▸ Data supplied
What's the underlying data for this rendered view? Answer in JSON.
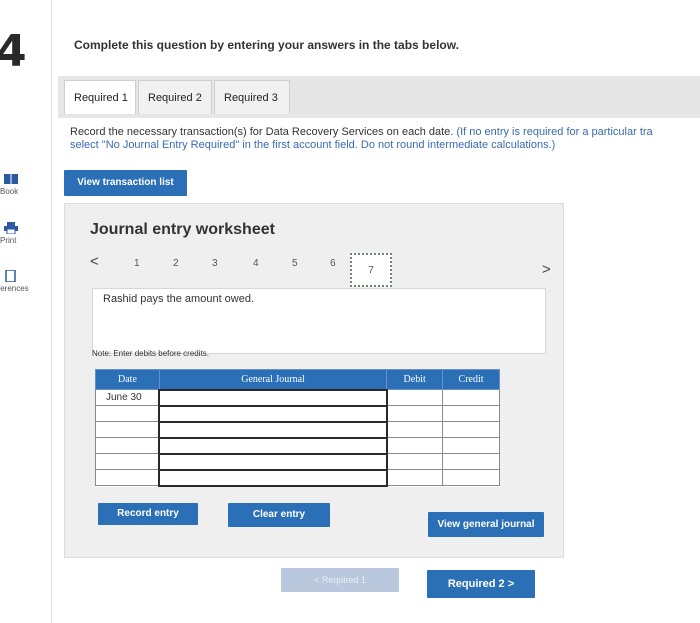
{
  "question_number": "4",
  "instruction": "Complete this question by entering your answers in the tabs below.",
  "left_rail": {
    "items": [
      {
        "label": "Book",
        "icon": "book-icon"
      },
      {
        "label": "Print",
        "icon": "printer-icon"
      },
      {
        "label": "ferences",
        "icon": "references-icon"
      }
    ]
  },
  "tabs": [
    {
      "label": "Required 1",
      "active": true
    },
    {
      "label": "Required 2",
      "active": false
    },
    {
      "label": "Required 3",
      "active": false
    }
  ],
  "record_instruction": {
    "line1_main": "Record the necessary transaction(s) for Data Recovery Services on each date.",
    "line1_note": "(If no entry is required for a particular tra",
    "line2_note": "select \"No Journal Entry Required\" in the first account field. Do not round intermediate calculations.)"
  },
  "buttons": {
    "view_transaction_list": "View transaction list",
    "record_entry": "Record entry",
    "clear_entry": "Clear entry",
    "view_general_journal": "View general journal",
    "required_prev": "< Required 1",
    "required_next": "Required 2  >"
  },
  "worksheet": {
    "title": "Journal entry worksheet",
    "prev": "<",
    "next": ">",
    "pages": [
      "1",
      "2",
      "3",
      "4",
      "5",
      "6",
      "7"
    ],
    "active_page": "7",
    "description": "Rashid pays the amount owed.",
    "note": "Note: Enter debits before credits."
  },
  "journal_table": {
    "headers": {
      "date": "Date",
      "account": "General Journal",
      "debit": "Debit",
      "credit": "Credit"
    },
    "rows": [
      {
        "date": "June 30",
        "account": "",
        "debit": "",
        "credit": ""
      },
      {
        "date": "",
        "account": "",
        "debit": "",
        "credit": ""
      },
      {
        "date": "",
        "account": "",
        "debit": "",
        "credit": ""
      },
      {
        "date": "",
        "account": "",
        "debit": "",
        "credit": ""
      },
      {
        "date": "",
        "account": "",
        "debit": "",
        "credit": ""
      },
      {
        "date": "",
        "account": "",
        "debit": "",
        "credit": ""
      }
    ]
  },
  "colors": {
    "accent_blue": "#2b6fb6",
    "tabbar_gray": "#e6e6e6",
    "panel_gray": "#efefef"
  }
}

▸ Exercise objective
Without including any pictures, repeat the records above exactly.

▸ Output of the exercise
What's the underlying data for this rendered view? Answer in JSON.
{
  "question_number": "4",
  "instruction": "Complete this question by entering your answers in the tabs below.",
  "left_rail": {
    "items": [
      {
        "label": "Book",
        "icon": "book-icon"
      },
      {
        "label": "Print",
        "icon": "printer-icon"
      },
      {
        "label": "ferences",
        "icon": "references-icon"
      }
    ]
  },
  "tabs": [
    {
      "label": "Required 1",
      "active": true
    },
    {
      "label": "Required 2",
      "active": false
    },
    {
      "label": "Required 3",
      "active": false
    }
  ],
  "record_instruction": {
    "line1_main": "Record the necessary transaction(s) for Data Recovery Services on each date.",
    "line1_note": "(If no entry is required for a particular tra",
    "line2_note": "select \"No Journal Entry Required\" in the first account field. Do not round intermediate calculations.)"
  },
  "buttons": {
    "view_transaction_list": "View transaction list",
    "record_entry": "Record entry",
    "clear_entry": "Clear entry",
    "view_general_journal": "View general journal",
    "required_prev": "< Required 1",
    "required_next": "Required 2  >"
  },
  "worksheet": {
    "title": "Journal entry worksheet",
    "prev": "<",
    "next": ">",
    "pages": [
      "1",
      "2",
      "3",
      "4",
      "5",
      "6",
      "7"
    ],
    "active_page": "7",
    "description": "Rashid pays the amount owed.",
    "note": "Note: Enter debits before credits."
  },
  "journal_table": {
    "headers": {
      "date": "Date",
      "account": "General Journal",
      "debit": "Debit",
      "credit": "Credit"
    },
    "rows": [
      {
        "date": "June 30",
        "account": "",
        "debit": "",
        "credit": ""
      },
      {
        "date": "",
        "account": "",
        "debit": "",
        "credit": ""
      },
      {
        "date": "",
        "account": "",
        "debit": "",
        "credit": ""
      },
      {
        "date": "",
        "account": "",
        "debit": "",
        "credit": ""
      },
      {
        "date": "",
        "account": "",
        "debit": "",
        "credit": ""
      },
      {
        "date": "",
        "account": "",
        "debit": "",
        "credit": ""
      }
    ]
  },
  "colors": {
    "accent_blue": "#2b6fb6",
    "tabbar_gray": "#e6e6e6",
    "panel_gray": "#efefef"
  }
}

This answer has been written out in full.